I’ve been trying to write for the last few weeks with very little success, obviously, because nothing seems right. I have ideas I want to discuss but, as the words flow onto the screen, I lose rhythm. I lose the point. So I have about a dozen half-written posts with ideas that just lay there, dying. What do I want to talk about? The struggle I’m witnessing in my family and friends? The panic I see arising in people’s eyes as they accidentally use the wrong pronoun or name? The weight of being the only non-binary person in their lives and having to answer questions that even I barely understand at times? The struggle with dating, attraction, and sexuality that is tied to being non-binary but not mutually exclusive? Do I want to talk about my mental health issues, and how they don’t relate, yet still have impact upon my identity? Does this blog have to be about being androgynous or, like me, can it just be about living honestly and fully, and how those adventures weave in and out of being non-binary?
I don’t have the answer right now. But I do have a story. Continue reading Beauty in the Scars

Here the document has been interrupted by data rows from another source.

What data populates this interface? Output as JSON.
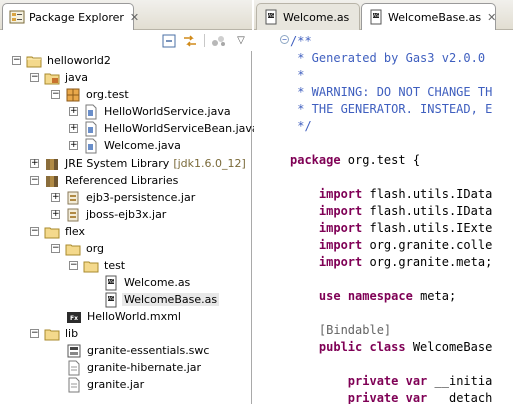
{
  "explorer": {
    "tab_label": "Package Explorer",
    "close_glyph": "✕",
    "toolbar": {
      "collapse_icon": "collapse-all-icon",
      "link_icon": "link-with-editor-icon",
      "view_menu_icon": "view-menu-icon",
      "menu_arrow": "▽"
    }
  },
  "tree": [
    {
      "label": "helloworld2",
      "icon": "project-icon",
      "expander": "−"
    },
    {
      "label": "java",
      "icon": "source-folder-icon",
      "expander": "−"
    },
    {
      "label": "org.test",
      "icon": "package-icon",
      "expander": "−"
    },
    {
      "label": "HelloWorldService.java",
      "icon": "java-file-icon",
      "expander": "+"
    },
    {
      "label": "HelloWorldServiceBean.java",
      "icon": "java-file-icon",
      "expander": "+"
    },
    {
      "label": "Welcome.java",
      "icon": "java-file-icon",
      "expander": "+"
    },
    {
      "label": "JRE System Library",
      "decoration": "[jdk1.6.0_12]",
      "icon": "library-icon",
      "expander": "+"
    },
    {
      "label": "Referenced Libraries",
      "icon": "library-icon",
      "expander": "−"
    },
    {
      "label": "ejb3-persistence.jar",
      "icon": "jar-icon",
      "expander": "+"
    },
    {
      "label": "jboss-ejb3x.jar",
      "icon": "jar-icon",
      "expander": "+"
    },
    {
      "label": "flex",
      "icon": "folder-icon",
      "expander": "−"
    },
    {
      "label": "org",
      "icon": "folder-icon",
      "expander": "−"
    },
    {
      "label": "test",
      "icon": "folder-icon",
      "expander": "−"
    },
    {
      "label": "Welcome.as",
      "icon": "as-file-icon",
      "expander": ""
    },
    {
      "label": "WelcomeBase.as",
      "icon": "as-file-icon",
      "expander": "",
      "selected": true
    },
    {
      "label": "HelloWorld.mxml",
      "icon": "mxml-file-icon",
      "expander": ""
    },
    {
      "label": "lib",
      "icon": "folder-icon",
      "expander": "−"
    },
    {
      "label": "granite-essentials.swc",
      "icon": "swc-file-icon",
      "expander": ""
    },
    {
      "label": "granite-hibernate.jar",
      "icon": "file-icon",
      "expander": ""
    },
    {
      "label": "granite.jar",
      "icon": "file-icon",
      "expander": ""
    }
  ],
  "editor": {
    "tabs": [
      {
        "label": "Welcome.as",
        "active": false
      },
      {
        "label": "WelcomeBase.as",
        "active": true
      }
    ],
    "close_glyph": "✕",
    "fold_glyph": "−",
    "code": [
      [
        {
          "t": "/**",
          "c": "cm"
        }
      ],
      [
        {
          "t": " * Generated by Gas3 v2.0.0",
          "c": "cm"
        }
      ],
      [
        {
          "t": " *",
          "c": "cm"
        }
      ],
      [
        {
          "t": " * WARNING: DO NOT CHANGE TH",
          "c": "cm"
        }
      ],
      [
        {
          "t": " * THE GENERATOR. INSTEAD, E",
          "c": "cm"
        }
      ],
      [
        {
          "t": " */",
          "c": "cm"
        }
      ],
      [],
      [
        {
          "t": "package",
          "c": "kw"
        },
        {
          "t": " org.test {",
          "c": ""
        }
      ],
      [],
      [
        {
          "t": "    import",
          "c": "kw"
        },
        {
          "t": " flash.utils.IData",
          "c": ""
        }
      ],
      [
        {
          "t": "    import",
          "c": "kw"
        },
        {
          "t": " flash.utils.IData",
          "c": ""
        }
      ],
      [
        {
          "t": "    import",
          "c": "kw"
        },
        {
          "t": " flash.utils.IExte",
          "c": ""
        }
      ],
      [
        {
          "t": "    import",
          "c": "kw"
        },
        {
          "t": " org.granite.colle",
          "c": ""
        }
      ],
      [
        {
          "t": "    import",
          "c": "kw"
        },
        {
          "t": " org.granite.meta;",
          "c": ""
        }
      ],
      [],
      [
        {
          "t": "    use",
          "c": "kw"
        },
        {
          "t": " ",
          "c": ""
        },
        {
          "t": "namespace",
          "c": "kw"
        },
        {
          "t": " meta;",
          "c": ""
        }
      ],
      [],
      [
        {
          "t": "    [Bindable]",
          "c": "md"
        }
      ],
      [
        {
          "t": "    public",
          "c": "kw"
        },
        {
          "t": " ",
          "c": ""
        },
        {
          "t": "class",
          "c": "kw"
        },
        {
          "t": " WelcomeBase",
          "c": ""
        }
      ],
      [],
      [
        {
          "t": "        private",
          "c": "kw"
        },
        {
          "t": " ",
          "c": ""
        },
        {
          "t": "var",
          "c": "kw"
        },
        {
          "t": " __initia",
          "c": ""
        }
      ],
      [
        {
          "t": "        private",
          "c": "kw"
        },
        {
          "t": " ",
          "c": ""
        },
        {
          "t": "var",
          "c": "kw"
        },
        {
          "t": " __detach",
          "c": ""
        }
      ]
    ]
  }
}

Perspective is a fickle, interesting creature. It was just a few days ago when this line got thrown across my lap while sitting around a fine at a friend’s house. There I was, firmly comfortable in my squishy chair, playing with my backwards cap as I happily listened to the laughter of this rag-tag group of kids that I’ve grown fiercely protective of. I was, for the first time, comfortably clothed the way I wanted to be, and had spoken to a few more people about my gender identity. Not a huge coming out by any means, but a quick glance at me didn’t scream female and that made me happy. Comfy red, oversized flannel partially buttoned over a black tank top, dark blue jeans, black sneakers and a well-fitting Valken ball cap. I was feeling good all around, and dressed in a manner that you really couldn’t tell what my sex was. I was happy.
I’m not entirely sure how the conversation shifted to gender, or if someone was making a comment and my cousin was just responding, but in his easy-going manner that makes it difficult to both hate and love him at times, he responded to the person talking and waved his hand at me while saying “you don’t count you’re just confused.” Continue reading You Are Just Confused

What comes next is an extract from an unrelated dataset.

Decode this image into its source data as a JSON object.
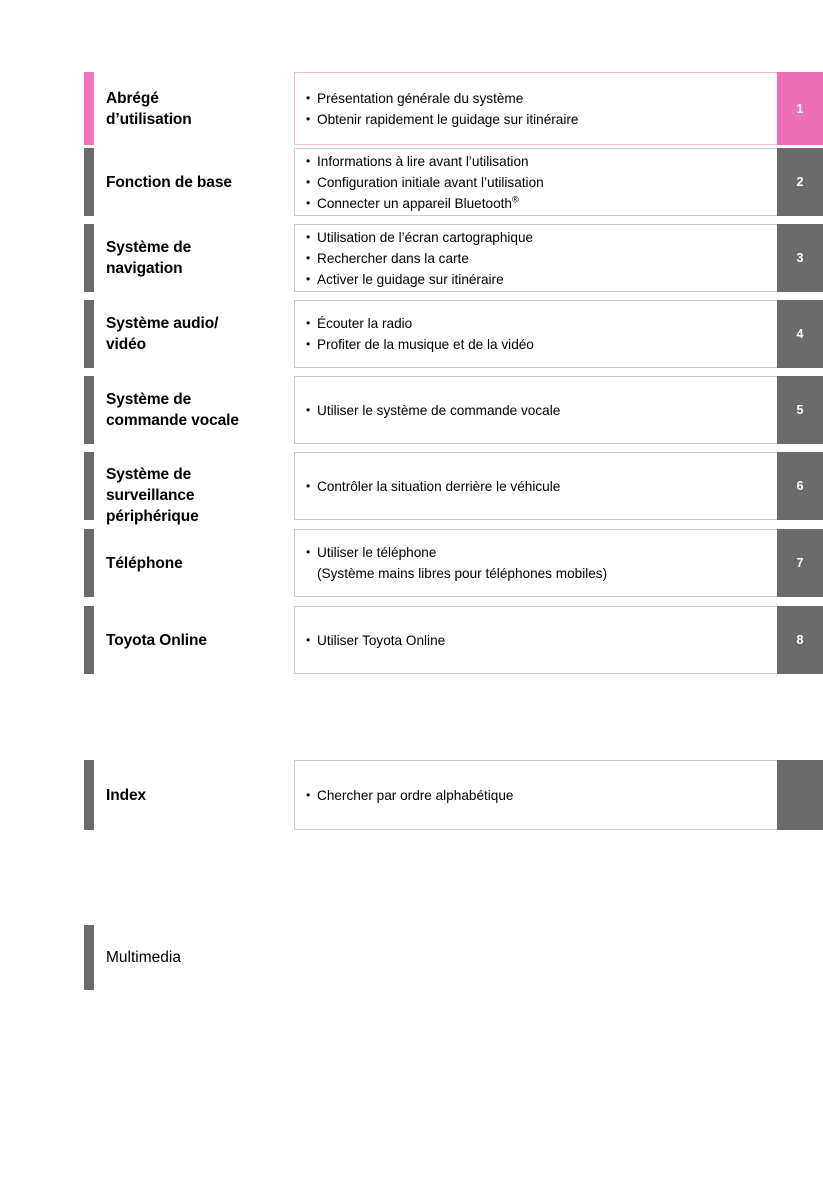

As I type this on my phone I’m looking out over a room filled with my friends and family. I look at them and feel such a gentleness hit my body; the kind of gentleness that you feel when you look at the ones you love unconditionally.
Such an interesting concept, unconditional love. Misunderstood amongst all ages today, as we are struggling within the age of me, myself and I. Conversations filled with constantly one upping the previous story, trying to redirect attention onto oneself and then waiting for reactions that either reinforce actions or further shove a person down. I know I am guilty of this offense; many of us do not realize that we are doing it when we do it. It is not necessarily a bad trait amongst the upcoming generation. We have spent years watching the generations before us keep so much inside, so much private, and constantly snap from the stress of it all. But we don’t necessarily understand how to go about communicating what we feel, and what we need. Not everyone goes through this, but a lot of people who I’ve spoken with have expressed this sentiment.
Continue reading Fear